Valve have announced a sequel to their 2008 Zombie survivial hit Left 4 Dead to be released later this year. I am slightly confused by this. A hallmark of Valve's previous multi player games has been longevity. There has almost been an unwritten contract between company and players. The company provided games like Counterstrike and Team Fortress 2 that were superbly designed to withstand the test of time and backed them up with ongoing support and updates. Players for their part continued to buy these games years after launch knowing that they would still find an active community and a well supported game. Bringing out an incompatible sequel only a year after the launch of L4D is a change of business model which surely signals the death knell for the original game. Why are Valve choosing to do this? Even in business terms it doesn't seem to make sense. Why kill off your own cash cow? Surely a few low budget updates could keep the original game alive and selling for quite some

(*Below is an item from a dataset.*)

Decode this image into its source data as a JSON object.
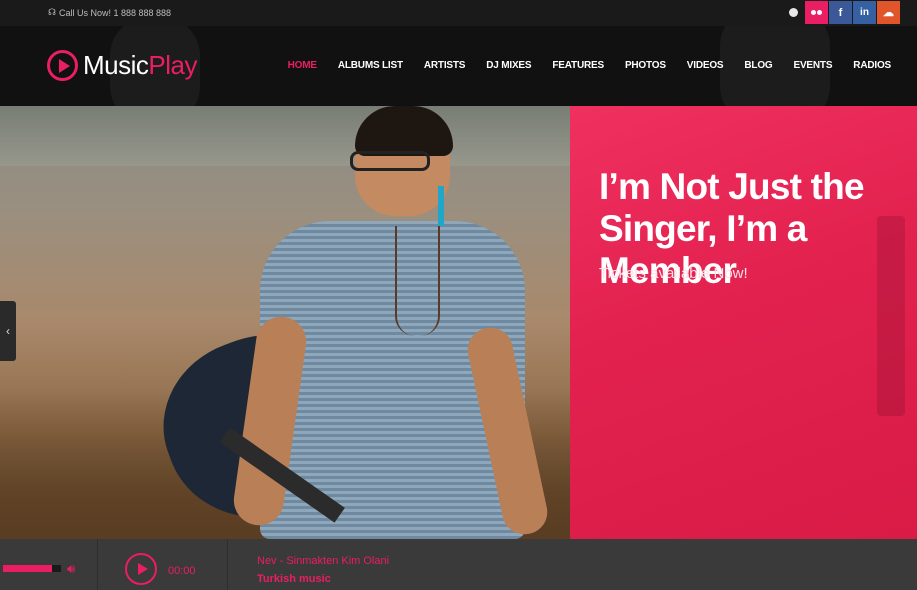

Two weeks and 43 hours of gaming later and I have finally done in the big bad guy and righted the wrongs of the Jade Empire World. The picture is me and my buddy (I'm the pretty one :) ) tackling a bunch of stone demons in the penultimate fight, a battle that took me longer to overcome than the final boss himself. Great game and the story telling doesn't let up until the very end. I even came to terms somewhat with the combat system in the latter half of the game. The difficulty of the encounters ramps up nicely and there are far fewer easy matches in the closing chapters. This in turn gives greater scope for exploring the variety of skills available. You need to abandon your rpg mindset though. You cannot really focus on any line of skills, all have their uses and you need to pick the best skills for the job you are doing regardless of your characters specialisation. The manic button mashing never really lets up and the movement and attack buttons continue to get hammered in